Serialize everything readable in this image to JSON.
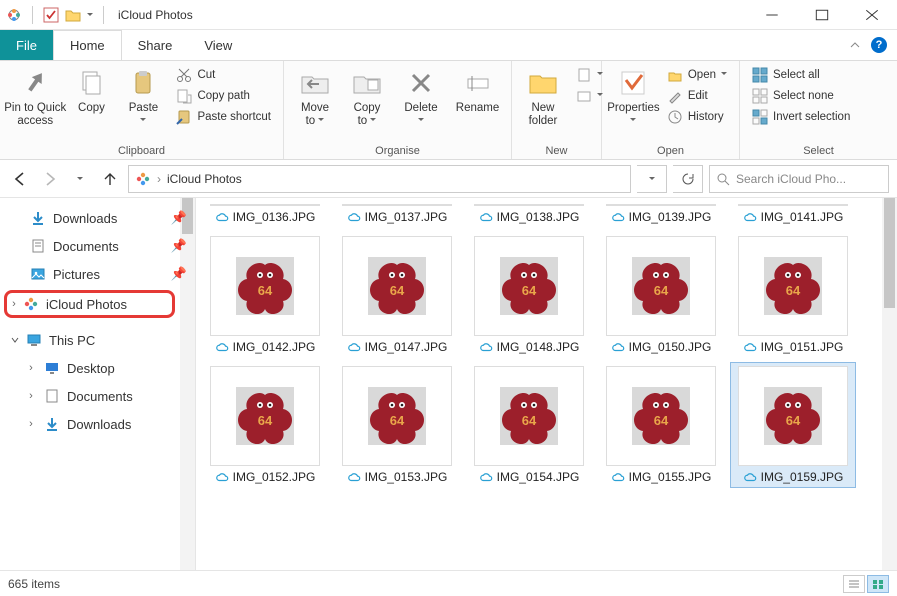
{
  "window": {
    "title": "iCloud Photos"
  },
  "tabs": {
    "file": "File",
    "home": "Home",
    "share": "Share",
    "view": "View"
  },
  "ribbon": {
    "pin_to_quick": "Pin to Quick\naccess",
    "copy": "Copy",
    "paste": "Paste",
    "cut": "Cut",
    "copy_path": "Copy path",
    "paste_shortcut": "Paste shortcut",
    "move_to": "Move\nto",
    "copy_to": "Copy\nto",
    "delete": "Delete",
    "rename": "Rename",
    "new_folder": "New\nfolder",
    "properties": "Properties",
    "open": "Open",
    "edit": "Edit",
    "history": "History",
    "select_all": "Select all",
    "select_none": "Select none",
    "invert_selection": "Invert selection",
    "group_clipboard": "Clipboard",
    "group_organise": "Organise",
    "group_new": "New",
    "group_open": "Open",
    "group_select": "Select"
  },
  "breadcrumb": {
    "current": "iCloud Photos"
  },
  "search": {
    "placeholder": "Search iCloud Pho..."
  },
  "sidebar": {
    "downloads": "Downloads",
    "documents": "Documents",
    "pictures": "Pictures",
    "icloud_photos": "iCloud Photos",
    "this_pc": "This PC",
    "desktop": "Desktop",
    "documents2": "Documents",
    "downloads2": "Downloads"
  },
  "files": [
    {
      "name": "IMG_0136.JPG"
    },
    {
      "name": "IMG_0137.JPG"
    },
    {
      "name": "IMG_0138.JPG"
    },
    {
      "name": "IMG_0139.JPG"
    },
    {
      "name": "IMG_0141.JPG"
    },
    {
      "name": "IMG_0142.JPG"
    },
    {
      "name": "IMG_0147.JPG"
    },
    {
      "name": "IMG_0148.JPG"
    },
    {
      "name": "IMG_0150.JPG"
    },
    {
      "name": "IMG_0151.JPG"
    },
    {
      "name": "IMG_0152.JPG"
    },
    {
      "name": "IMG_0153.JPG"
    },
    {
      "name": "IMG_0154.JPG"
    },
    {
      "name": "IMG_0155.JPG"
    },
    {
      "name": "IMG_0159.JPG"
    }
  ],
  "status": {
    "count": "665 items"
  }
}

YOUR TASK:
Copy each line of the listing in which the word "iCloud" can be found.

WRITTEN RESPONSE:
    "title": "iCloud Photos"
    "current": "iCloud Photos"
    "placeholder": "Search iCloud Pho..."
    "icloud_photos": "iCloud Photos",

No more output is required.